What you are asked to do:
Copy, from the entries below, each line where the word "Output" can be found.

*** Provided entries ***

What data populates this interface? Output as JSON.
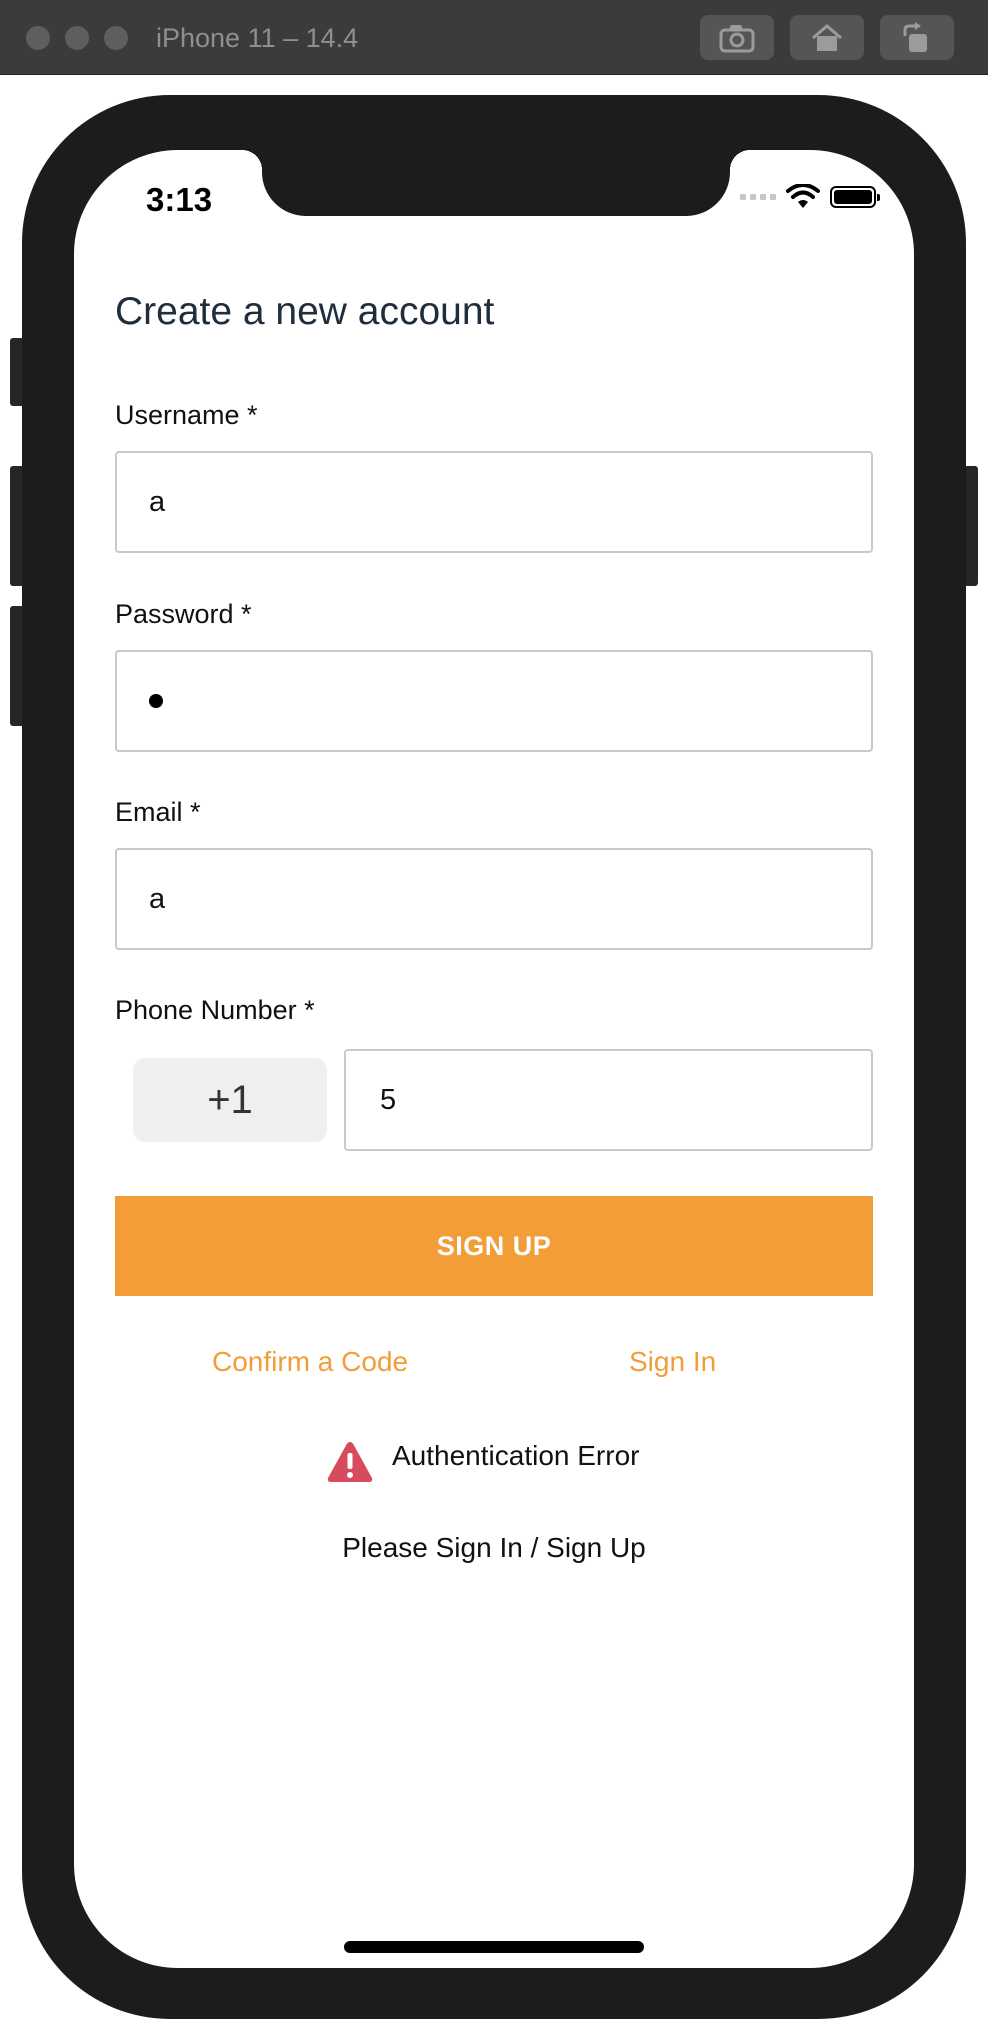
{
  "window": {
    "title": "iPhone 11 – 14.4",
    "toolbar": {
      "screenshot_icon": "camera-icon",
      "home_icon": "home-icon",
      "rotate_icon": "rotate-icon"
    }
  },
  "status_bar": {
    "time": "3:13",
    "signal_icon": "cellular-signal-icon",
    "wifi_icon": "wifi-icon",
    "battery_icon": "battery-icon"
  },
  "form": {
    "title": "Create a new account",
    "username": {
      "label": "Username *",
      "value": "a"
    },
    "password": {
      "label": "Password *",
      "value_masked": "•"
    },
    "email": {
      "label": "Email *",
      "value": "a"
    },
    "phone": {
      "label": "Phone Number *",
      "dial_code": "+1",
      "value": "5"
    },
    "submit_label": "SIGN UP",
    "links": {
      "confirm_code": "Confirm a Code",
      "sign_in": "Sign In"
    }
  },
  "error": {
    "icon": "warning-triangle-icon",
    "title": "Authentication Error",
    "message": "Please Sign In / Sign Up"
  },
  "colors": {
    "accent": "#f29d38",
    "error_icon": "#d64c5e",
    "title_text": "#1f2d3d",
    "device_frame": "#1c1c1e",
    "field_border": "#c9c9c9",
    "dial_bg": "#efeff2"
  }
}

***
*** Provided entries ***

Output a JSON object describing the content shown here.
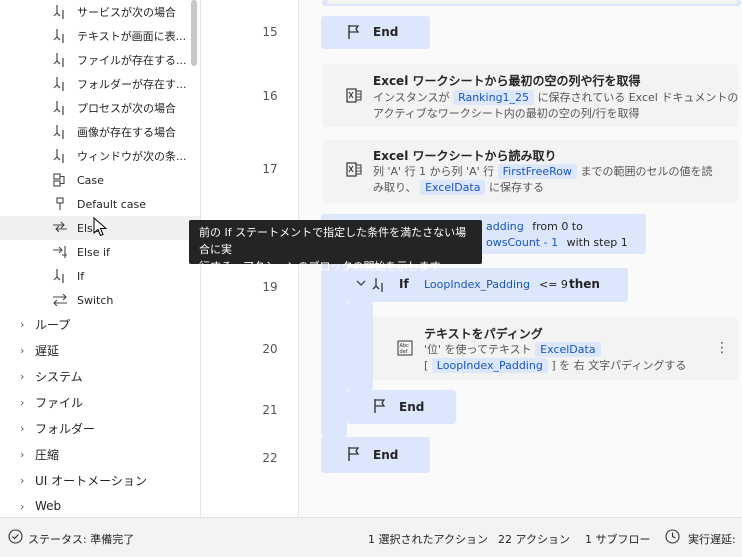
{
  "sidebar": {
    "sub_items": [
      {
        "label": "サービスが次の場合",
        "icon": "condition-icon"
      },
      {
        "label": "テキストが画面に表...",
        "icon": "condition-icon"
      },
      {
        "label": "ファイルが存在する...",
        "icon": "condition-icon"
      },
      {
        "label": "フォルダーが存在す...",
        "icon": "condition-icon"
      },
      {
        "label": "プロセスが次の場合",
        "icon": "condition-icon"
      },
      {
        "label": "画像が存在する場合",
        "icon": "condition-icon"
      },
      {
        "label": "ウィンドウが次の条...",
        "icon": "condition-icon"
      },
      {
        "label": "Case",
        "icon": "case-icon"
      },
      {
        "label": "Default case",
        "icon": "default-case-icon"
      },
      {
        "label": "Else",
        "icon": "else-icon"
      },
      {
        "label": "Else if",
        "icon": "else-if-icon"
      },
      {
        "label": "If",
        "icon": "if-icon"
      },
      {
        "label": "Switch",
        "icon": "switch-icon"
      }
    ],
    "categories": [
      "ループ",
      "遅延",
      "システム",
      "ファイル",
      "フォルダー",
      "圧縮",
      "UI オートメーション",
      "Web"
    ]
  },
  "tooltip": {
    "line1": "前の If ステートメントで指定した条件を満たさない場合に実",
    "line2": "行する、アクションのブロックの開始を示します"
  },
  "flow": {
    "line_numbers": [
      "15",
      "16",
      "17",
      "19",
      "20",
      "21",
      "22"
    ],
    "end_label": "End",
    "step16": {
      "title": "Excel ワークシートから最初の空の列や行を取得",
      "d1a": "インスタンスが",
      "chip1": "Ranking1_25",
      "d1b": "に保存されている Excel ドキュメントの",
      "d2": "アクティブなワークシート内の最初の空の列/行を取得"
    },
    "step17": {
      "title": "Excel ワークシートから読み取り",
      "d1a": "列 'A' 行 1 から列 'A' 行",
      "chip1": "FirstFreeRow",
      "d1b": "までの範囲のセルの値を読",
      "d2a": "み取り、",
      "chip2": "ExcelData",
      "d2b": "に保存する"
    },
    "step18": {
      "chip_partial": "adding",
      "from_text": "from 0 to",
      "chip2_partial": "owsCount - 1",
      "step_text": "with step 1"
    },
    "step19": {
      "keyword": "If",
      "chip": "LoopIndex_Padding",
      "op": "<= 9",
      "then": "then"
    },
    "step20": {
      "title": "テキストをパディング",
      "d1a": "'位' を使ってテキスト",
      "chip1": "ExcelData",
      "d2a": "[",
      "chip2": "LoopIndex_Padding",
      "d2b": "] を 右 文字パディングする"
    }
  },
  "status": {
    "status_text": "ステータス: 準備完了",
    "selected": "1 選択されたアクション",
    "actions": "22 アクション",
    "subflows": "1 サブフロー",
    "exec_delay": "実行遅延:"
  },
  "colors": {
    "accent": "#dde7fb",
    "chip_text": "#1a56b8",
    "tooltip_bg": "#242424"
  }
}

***

Expected answer:
What data populates this interface? Output as JSON.
Output a JSON object describing the content shown here.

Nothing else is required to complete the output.